WHAT TO DO
Exactly as written and without the pictures, output the entries below.

== Segment start ==

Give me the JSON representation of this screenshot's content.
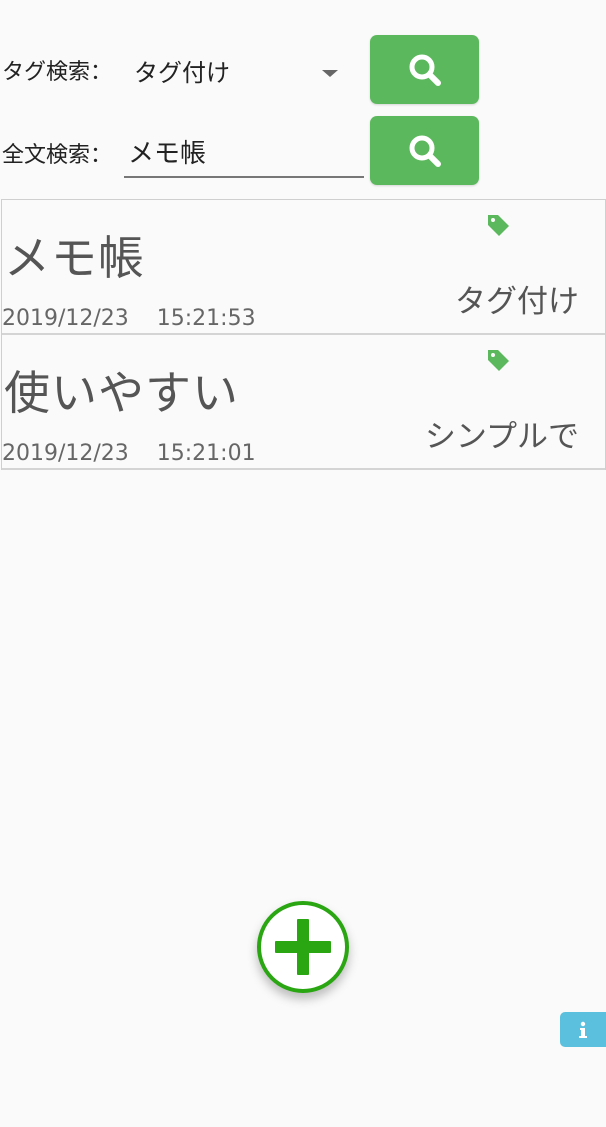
{
  "search": {
    "tag_label": "タグ検索：",
    "tag_selected": "タグ付け",
    "text_label": "全文検索：",
    "text_value": "メモ帳"
  },
  "memos": [
    {
      "title": "メモ帳",
      "date": "2019/12/23    15:21:53",
      "tag": "タグ付け"
    },
    {
      "title": "使いやすい",
      "date": "2019/12/23    15:21:01",
      "tag": "シンプルで"
    }
  ],
  "icons": {
    "search": "search-icon",
    "tag": "tag-icon",
    "add": "plus-icon",
    "info": "info-icon"
  },
  "colors": {
    "accent_green": "#5cb85c",
    "fab_green": "#2aa613",
    "info_blue": "#5bc0de"
  }
}
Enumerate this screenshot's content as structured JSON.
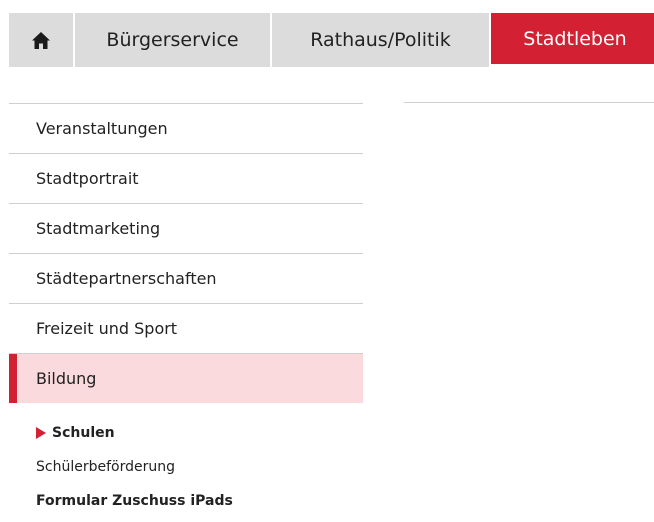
{
  "colors": {
    "accent": "#d42033",
    "tab_background": "#dcdcdc",
    "active_item_background": "#fadadd",
    "divider": "#cfcfcf"
  },
  "topnav": {
    "home_icon": "home-icon",
    "tabs": [
      {
        "label": "Bürgerservice"
      },
      {
        "label": "Rathaus/Politik"
      },
      {
        "label": "Stadtleben",
        "active": true
      }
    ]
  },
  "sidebar": {
    "items": [
      {
        "label": "Veranstaltungen"
      },
      {
        "label": "Stadtportrait"
      },
      {
        "label": "Stadtmarketing"
      },
      {
        "label": "Städtepartnerschaften"
      },
      {
        "label": "Freizeit und Sport"
      },
      {
        "label": "Bildung",
        "active": true
      }
    ],
    "subitems": [
      {
        "label": "Schulen",
        "current": true
      },
      {
        "label": "Schülerbeförderung"
      },
      {
        "label": "Formular Zuschuss iPads"
      }
    ]
  }
}
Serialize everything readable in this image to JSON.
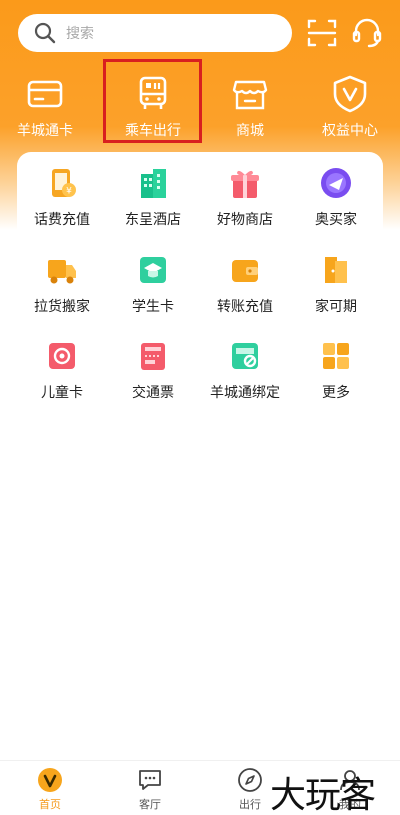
{
  "search": {
    "placeholder": "搜索"
  },
  "quick_nav": [
    {
      "label": "羊城通卡",
      "icon": "card-icon"
    },
    {
      "label": "乘车出行",
      "icon": "bus-icon",
      "highlighted": true
    },
    {
      "label": "商城",
      "icon": "store-icon"
    },
    {
      "label": "权益中心",
      "icon": "shield-v-icon"
    }
  ],
  "services": [
    {
      "label": "话费充值",
      "icon": "phone-recharge-icon"
    },
    {
      "label": "东呈酒店",
      "icon": "hotel-icon"
    },
    {
      "label": "好物商店",
      "icon": "gift-icon"
    },
    {
      "label": "奥买家",
      "icon": "shopping-icon"
    },
    {
      "label": "拉货搬家",
      "icon": "truck-icon"
    },
    {
      "label": "学生卡",
      "icon": "student-card-icon"
    },
    {
      "label": "转账充值",
      "icon": "wallet-icon"
    },
    {
      "label": "家可期",
      "icon": "home-icon"
    },
    {
      "label": "儿童卡",
      "icon": "child-card-icon"
    },
    {
      "label": "交通票",
      "icon": "ticket-icon"
    },
    {
      "label": "羊城通绑定",
      "icon": "link-card-icon"
    },
    {
      "label": "更多",
      "icon": "more-grid-icon"
    }
  ],
  "tabbar": [
    {
      "label": "首页",
      "icon": "home-v-icon",
      "active": true
    },
    {
      "label": "客厅",
      "icon": "chat-icon",
      "active": false
    },
    {
      "label": "出行",
      "icon": "compass-icon",
      "active": false
    },
    {
      "label": "我的",
      "icon": "user-icon",
      "active": false
    }
  ],
  "watermark": "大玩客",
  "colors": {
    "brand_orange": "#fb9a1a",
    "highlight_red": "#d81f1f",
    "active_tab": "#f59a1b"
  }
}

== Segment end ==

OUTPUT BELOW
Give me the JSON representation of this screenshot's content.
{
  "search": {
    "tag_label": "タグ検索：",
    "tag_selected": "タグ付け",
    "text_label": "全文検索：",
    "text_value": "メモ帳"
  },
  "memos": [
    {
      "title": "メモ帳",
      "date": "2019/12/23    15:21:53",
      "tag": "タグ付け"
    },
    {
      "title": "使いやすい",
      "date": "2019/12/23    15:21:01",
      "tag": "シンプルで"
    }
  ],
  "icons": {
    "search": "search-icon",
    "tag": "tag-icon",
    "add": "plus-icon",
    "info": "info-icon"
  },
  "colors": {
    "accent_green": "#5cb85c",
    "fab_green": "#2aa613",
    "info_blue": "#5bc0de"
  }
}
Enumerate this screenshot's content as structured JSON.
{
  "colors": {
    "accent": "#d42033",
    "tab_background": "#dcdcdc",
    "active_item_background": "#fadadd",
    "divider": "#cfcfcf"
  },
  "topnav": {
    "home_icon": "home-icon",
    "tabs": [
      {
        "label": "Bürgerservice"
      },
      {
        "label": "Rathaus/Politik"
      },
      {
        "label": "Stadtleben",
        "active": true
      }
    ]
  },
  "sidebar": {
    "items": [
      {
        "label": "Veranstaltungen"
      },
      {
        "label": "Stadtportrait"
      },
      {
        "label": "Stadtmarketing"
      },
      {
        "label": "Städtepartnerschaften"
      },
      {
        "label": "Freizeit und Sport"
      },
      {
        "label": "Bildung",
        "active": true
      }
    ],
    "subitems": [
      {
        "label": "Schulen",
        "current": true
      },
      {
        "label": "Schülerbeförderung"
      },
      {
        "label": "Formular Zuschuss iPads"
      }
    ]
  }
}
Serialize everything readable in this image to JSON.
{
  "search": {
    "placeholder": "搜索"
  },
  "quick_nav": [
    {
      "label": "羊城通卡",
      "icon": "card-icon"
    },
    {
      "label": "乘车出行",
      "icon": "bus-icon",
      "highlighted": true
    },
    {
      "label": "商城",
      "icon": "store-icon"
    },
    {
      "label": "权益中心",
      "icon": "shield-v-icon"
    }
  ],
  "services": [
    {
      "label": "话费充值",
      "icon": "phone-recharge-icon"
    },
    {
      "label": "东呈酒店",
      "icon": "hotel-icon"
    },
    {
      "label": "好物商店",
      "icon": "gift-icon"
    },
    {
      "label": "奥买家",
      "icon": "shopping-icon"
    },
    {
      "label": "拉货搬家",
      "icon": "truck-icon"
    },
    {
      "label": "学生卡",
      "icon": "student-card-icon"
    },
    {
      "label": "转账充值",
      "icon": "wallet-icon"
    },
    {
      "label": "家可期",
      "icon": "home-icon"
    },
    {
      "label": "儿童卡",
      "icon": "child-card-icon"
    },
    {
      "label": "交通票",
      "icon": "ticket-icon"
    },
    {
      "label": "羊城通绑定",
      "icon": "link-card-icon"
    },
    {
      "label": "更多",
      "icon": "more-grid-icon"
    }
  ],
  "tabbar": [
    {
      "label": "首页",
      "icon": "home-v-icon",
      "active": true
    },
    {
      "label": "客厅",
      "icon": "chat-icon",
      "active": false
    },
    {
      "label": "出行",
      "icon": "compass-icon",
      "active": false
    },
    {
      "label": "我的",
      "icon": "user-icon",
      "active": false
    }
  ],
  "watermark": "大玩客",
  "colors": {
    "brand_orange": "#fb9a1a",
    "highlight_red": "#d81f1f",
    "active_tab": "#f59a1b"
  }
}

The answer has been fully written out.